= Work to complete =
Please reproduce every record exactly as written, leaving out the pictures.

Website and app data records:
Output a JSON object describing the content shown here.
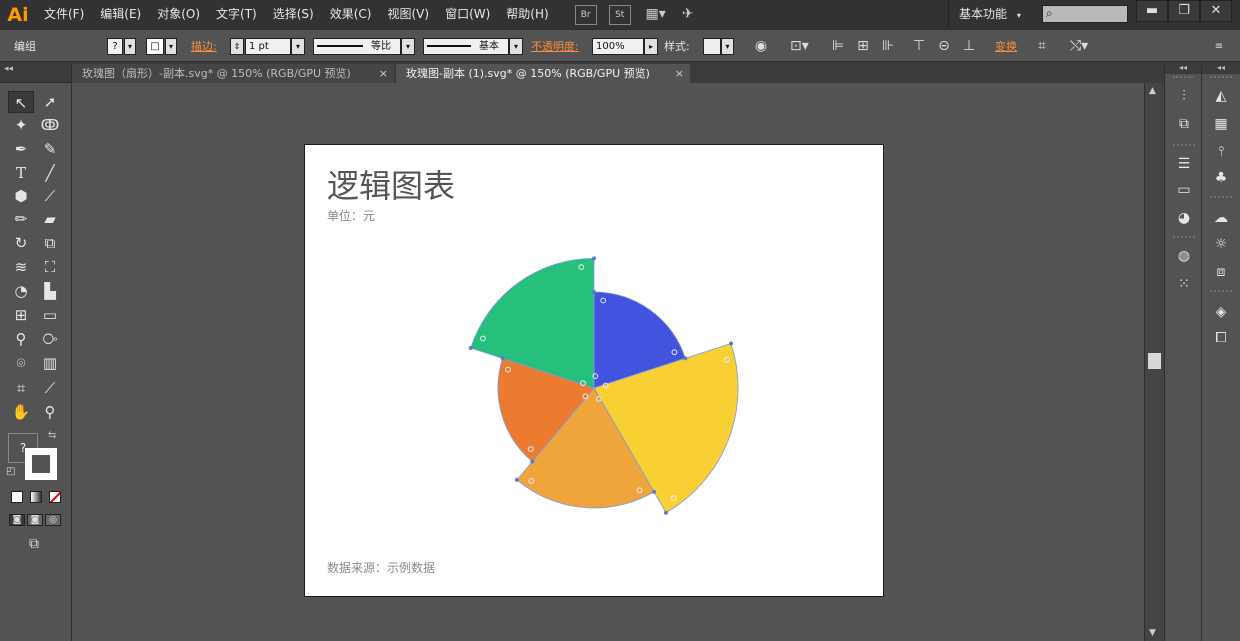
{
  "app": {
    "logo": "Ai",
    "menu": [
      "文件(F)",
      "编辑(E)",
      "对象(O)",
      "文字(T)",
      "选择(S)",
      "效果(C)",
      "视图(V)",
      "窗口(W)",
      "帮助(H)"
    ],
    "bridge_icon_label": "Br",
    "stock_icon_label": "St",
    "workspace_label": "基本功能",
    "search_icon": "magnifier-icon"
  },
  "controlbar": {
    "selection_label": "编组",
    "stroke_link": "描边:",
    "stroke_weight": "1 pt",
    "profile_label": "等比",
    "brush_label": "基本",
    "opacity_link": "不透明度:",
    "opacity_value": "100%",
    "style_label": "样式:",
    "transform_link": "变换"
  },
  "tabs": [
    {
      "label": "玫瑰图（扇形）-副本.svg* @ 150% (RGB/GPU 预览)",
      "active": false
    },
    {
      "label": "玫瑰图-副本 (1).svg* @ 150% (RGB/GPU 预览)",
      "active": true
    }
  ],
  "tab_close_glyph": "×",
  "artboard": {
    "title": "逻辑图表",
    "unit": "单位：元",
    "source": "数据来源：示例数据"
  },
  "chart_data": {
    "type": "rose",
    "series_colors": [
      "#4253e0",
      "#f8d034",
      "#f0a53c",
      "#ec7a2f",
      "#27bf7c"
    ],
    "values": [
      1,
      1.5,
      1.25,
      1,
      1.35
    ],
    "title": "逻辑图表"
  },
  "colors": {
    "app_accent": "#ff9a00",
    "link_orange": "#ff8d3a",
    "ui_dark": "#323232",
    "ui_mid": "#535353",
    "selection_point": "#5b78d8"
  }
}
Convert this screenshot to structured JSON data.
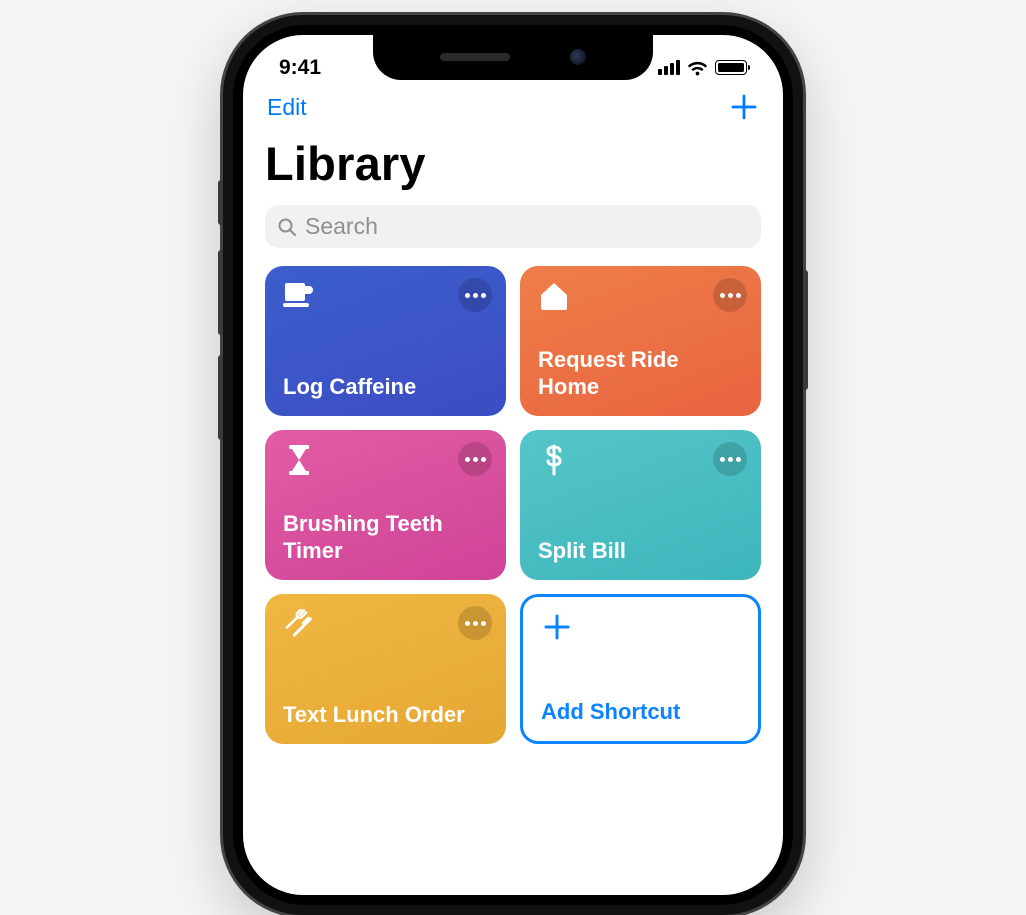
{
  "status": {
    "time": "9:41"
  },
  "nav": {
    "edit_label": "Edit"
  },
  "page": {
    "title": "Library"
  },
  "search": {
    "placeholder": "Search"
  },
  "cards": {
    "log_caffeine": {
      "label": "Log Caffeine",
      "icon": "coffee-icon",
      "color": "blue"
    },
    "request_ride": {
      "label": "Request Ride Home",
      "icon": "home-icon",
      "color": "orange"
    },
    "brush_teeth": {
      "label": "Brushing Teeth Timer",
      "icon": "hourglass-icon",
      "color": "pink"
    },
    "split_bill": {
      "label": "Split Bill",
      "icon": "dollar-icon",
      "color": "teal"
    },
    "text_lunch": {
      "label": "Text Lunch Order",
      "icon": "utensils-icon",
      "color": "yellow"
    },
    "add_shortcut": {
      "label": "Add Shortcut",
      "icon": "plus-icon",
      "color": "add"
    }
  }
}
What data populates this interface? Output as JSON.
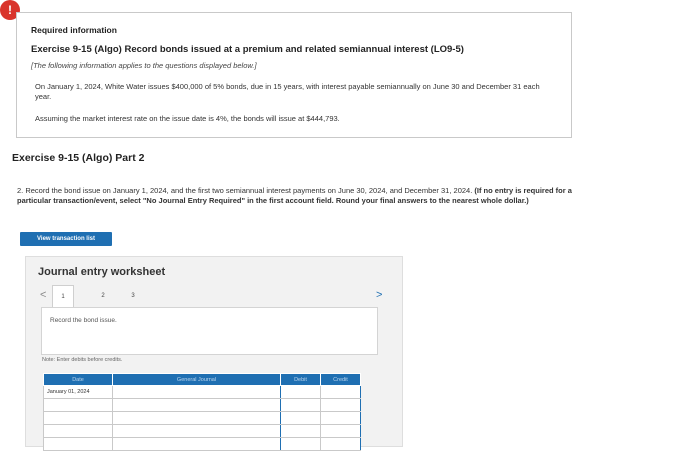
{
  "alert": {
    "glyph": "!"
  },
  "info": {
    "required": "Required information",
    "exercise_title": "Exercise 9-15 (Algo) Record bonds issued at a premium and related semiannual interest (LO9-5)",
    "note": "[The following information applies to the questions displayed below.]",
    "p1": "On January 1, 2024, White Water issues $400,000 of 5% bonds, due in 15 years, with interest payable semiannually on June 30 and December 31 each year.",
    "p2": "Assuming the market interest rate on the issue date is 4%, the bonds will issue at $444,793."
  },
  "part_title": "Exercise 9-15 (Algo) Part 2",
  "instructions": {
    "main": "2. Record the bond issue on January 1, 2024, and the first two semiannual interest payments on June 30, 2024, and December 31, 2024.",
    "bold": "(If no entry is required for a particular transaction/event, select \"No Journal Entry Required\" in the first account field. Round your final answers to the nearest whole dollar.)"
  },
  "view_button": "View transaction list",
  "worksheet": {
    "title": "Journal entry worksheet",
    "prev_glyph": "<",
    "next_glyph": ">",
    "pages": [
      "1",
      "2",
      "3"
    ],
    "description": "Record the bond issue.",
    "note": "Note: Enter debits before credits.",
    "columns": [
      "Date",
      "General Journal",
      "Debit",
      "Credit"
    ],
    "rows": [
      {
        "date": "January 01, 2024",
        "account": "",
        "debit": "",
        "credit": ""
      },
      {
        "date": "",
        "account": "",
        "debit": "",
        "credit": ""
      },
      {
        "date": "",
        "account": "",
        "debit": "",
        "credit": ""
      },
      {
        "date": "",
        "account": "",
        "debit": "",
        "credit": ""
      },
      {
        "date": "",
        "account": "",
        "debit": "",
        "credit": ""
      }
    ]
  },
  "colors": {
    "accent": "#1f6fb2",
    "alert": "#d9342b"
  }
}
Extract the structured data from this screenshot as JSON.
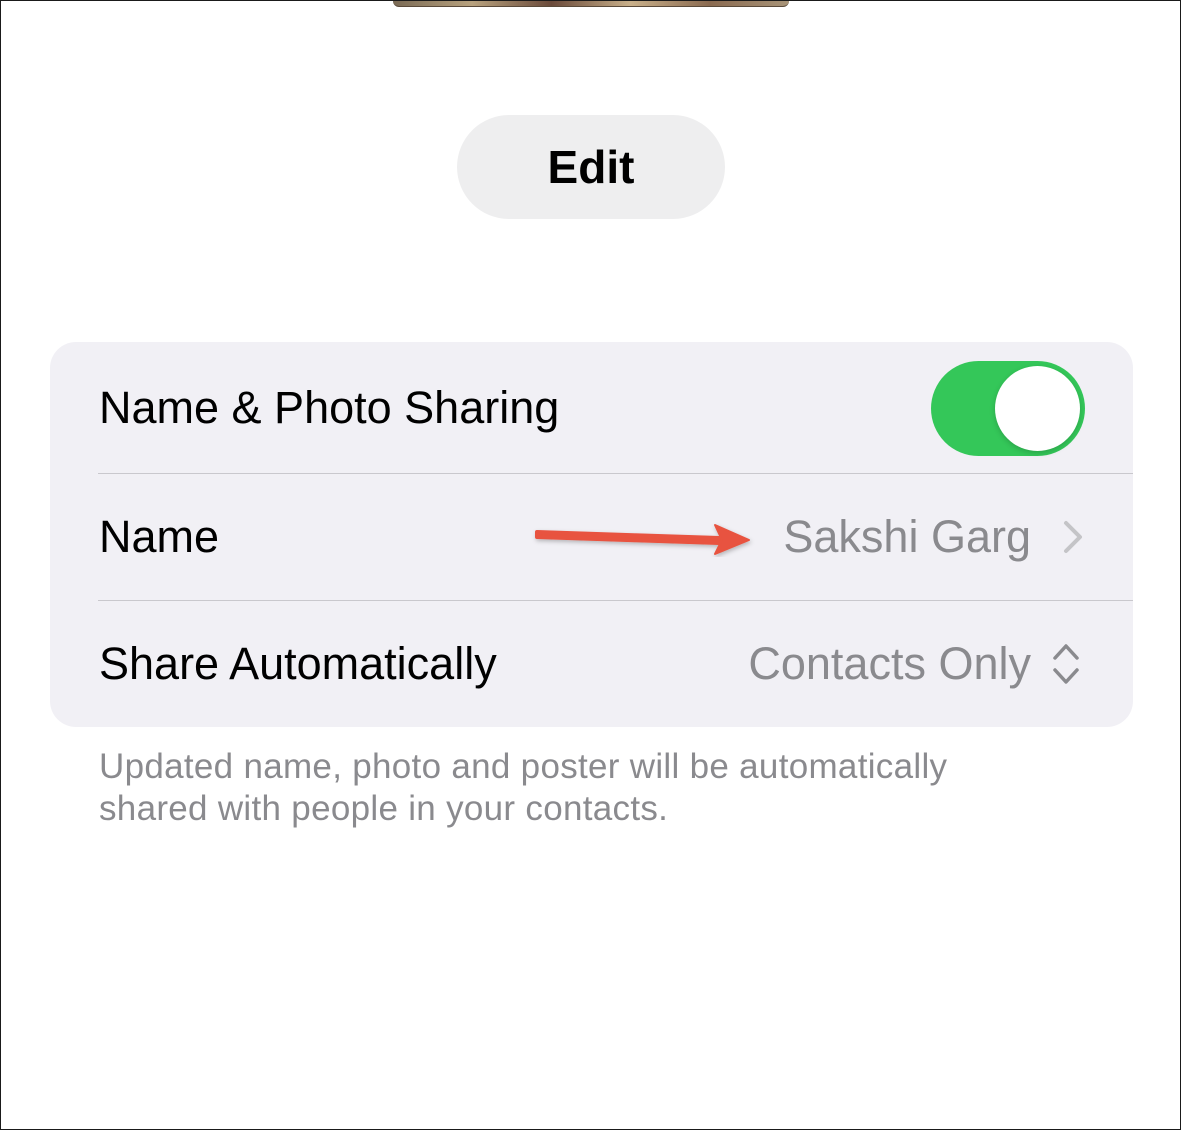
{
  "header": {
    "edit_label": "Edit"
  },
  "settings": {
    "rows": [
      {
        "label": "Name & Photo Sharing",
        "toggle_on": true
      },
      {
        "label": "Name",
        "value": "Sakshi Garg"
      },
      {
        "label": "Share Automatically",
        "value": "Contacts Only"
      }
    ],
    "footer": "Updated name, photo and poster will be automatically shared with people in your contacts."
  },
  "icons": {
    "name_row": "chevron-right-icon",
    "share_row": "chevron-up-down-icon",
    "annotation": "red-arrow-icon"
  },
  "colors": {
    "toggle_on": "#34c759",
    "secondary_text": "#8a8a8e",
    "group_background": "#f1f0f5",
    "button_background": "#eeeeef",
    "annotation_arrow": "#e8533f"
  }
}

= Solution for this problem =
Output a JSON object describing the content shown here.
{
  "app": {
    "logo": "Ai",
    "menu": [
      "文件(F)",
      "编辑(E)",
      "对象(O)",
      "文字(T)",
      "选择(S)",
      "效果(C)",
      "视图(V)",
      "窗口(W)",
      "帮助(H)"
    ],
    "bridge_icon_label": "Br",
    "stock_icon_label": "St",
    "workspace_label": "基本功能",
    "search_icon": "magnifier-icon"
  },
  "controlbar": {
    "selection_label": "编组",
    "stroke_link": "描边:",
    "stroke_weight": "1 pt",
    "profile_label": "等比",
    "brush_label": "基本",
    "opacity_link": "不透明度:",
    "opacity_value": "100%",
    "style_label": "样式:",
    "transform_link": "变换"
  },
  "tabs": [
    {
      "label": "玫瑰图（扇形）-副本.svg* @ 150% (RGB/GPU 预览)",
      "active": false
    },
    {
      "label": "玫瑰图-副本 (1).svg* @ 150% (RGB/GPU 预览)",
      "active": true
    }
  ],
  "tab_close_glyph": "×",
  "artboard": {
    "title": "逻辑图表",
    "unit": "单位：元",
    "source": "数据来源：示例数据"
  },
  "chart_data": {
    "type": "rose",
    "series_colors": [
      "#4253e0",
      "#f8d034",
      "#f0a53c",
      "#ec7a2f",
      "#27bf7c"
    ],
    "values": [
      1,
      1.5,
      1.25,
      1,
      1.35
    ],
    "title": "逻辑图表"
  },
  "colors": {
    "app_accent": "#ff9a00",
    "link_orange": "#ff8d3a",
    "ui_dark": "#323232",
    "ui_mid": "#535353",
    "selection_point": "#5b78d8"
  }
}
Convert this screenshot to structured JSON data.
{
  "status": {
    "time": "9:41"
  },
  "nav": {
    "edit_label": "Edit"
  },
  "page": {
    "title": "Library"
  },
  "search": {
    "placeholder": "Search"
  },
  "cards": {
    "log_caffeine": {
      "label": "Log Caffeine",
      "icon": "coffee-icon",
      "color": "blue"
    },
    "request_ride": {
      "label": "Request Ride Home",
      "icon": "home-icon",
      "color": "orange"
    },
    "brush_teeth": {
      "label": "Brushing Teeth Timer",
      "icon": "hourglass-icon",
      "color": "pink"
    },
    "split_bill": {
      "label": "Split Bill",
      "icon": "dollar-icon",
      "color": "teal"
    },
    "text_lunch": {
      "label": "Text Lunch Order",
      "icon": "utensils-icon",
      "color": "yellow"
    },
    "add_shortcut": {
      "label": "Add Shortcut",
      "icon": "plus-icon",
      "color": "add"
    }
  }
}
What data populates this interface? Output as JSON.
{
  "alert": {
    "glyph": "!"
  },
  "info": {
    "required": "Required information",
    "exercise_title": "Exercise 9-15 (Algo) Record bonds issued at a premium and related semiannual interest (LO9-5)",
    "note": "[The following information applies to the questions displayed below.]",
    "p1": "On January 1, 2024, White Water issues $400,000 of 5% bonds, due in 15 years, with interest payable semiannually on June 30 and December 31 each year.",
    "p2": "Assuming the market interest rate on the issue date is 4%, the bonds will issue at $444,793."
  },
  "part_title": "Exercise 9-15 (Algo) Part 2",
  "instructions": {
    "main": "2. Record the bond issue on January 1, 2024, and the first two semiannual interest payments on June 30, 2024, and December 31, 2024.",
    "bold": "(If no entry is required for a particular transaction/event, select \"No Journal Entry Required\" in the first account field. Round your final answers to the nearest whole dollar.)"
  },
  "view_button": "View transaction list",
  "worksheet": {
    "title": "Journal entry worksheet",
    "prev_glyph": "<",
    "next_glyph": ">",
    "pages": [
      "1",
      "2",
      "3"
    ],
    "description": "Record the bond issue.",
    "note": "Note: Enter debits before credits.",
    "columns": [
      "Date",
      "General Journal",
      "Debit",
      "Credit"
    ],
    "rows": [
      {
        "date": "January 01, 2024",
        "account": "",
        "debit": "",
        "credit": ""
      },
      {
        "date": "",
        "account": "",
        "debit": "",
        "credit": ""
      },
      {
        "date": "",
        "account": "",
        "debit": "",
        "credit": ""
      },
      {
        "date": "",
        "account": "",
        "debit": "",
        "credit": ""
      },
      {
        "date": "",
        "account": "",
        "debit": "",
        "credit": ""
      }
    ]
  },
  "colors": {
    "accent": "#1f6fb2",
    "alert": "#d9342b"
  }
}
Extract the structured data from this screenshot as JSON.
{
  "header": {
    "edit_label": "Edit"
  },
  "settings": {
    "rows": [
      {
        "label": "Name & Photo Sharing",
        "toggle_on": true
      },
      {
        "label": "Name",
        "value": "Sakshi Garg"
      },
      {
        "label": "Share Automatically",
        "value": "Contacts Only"
      }
    ],
    "footer": "Updated name, photo and poster will be automatically shared with people in your contacts."
  },
  "icons": {
    "name_row": "chevron-right-icon",
    "share_row": "chevron-up-down-icon",
    "annotation": "red-arrow-icon"
  },
  "colors": {
    "toggle_on": "#34c759",
    "secondary_text": "#8a8a8e",
    "group_background": "#f1f0f5",
    "button_background": "#eeeeef",
    "annotation_arrow": "#e8533f"
  }
}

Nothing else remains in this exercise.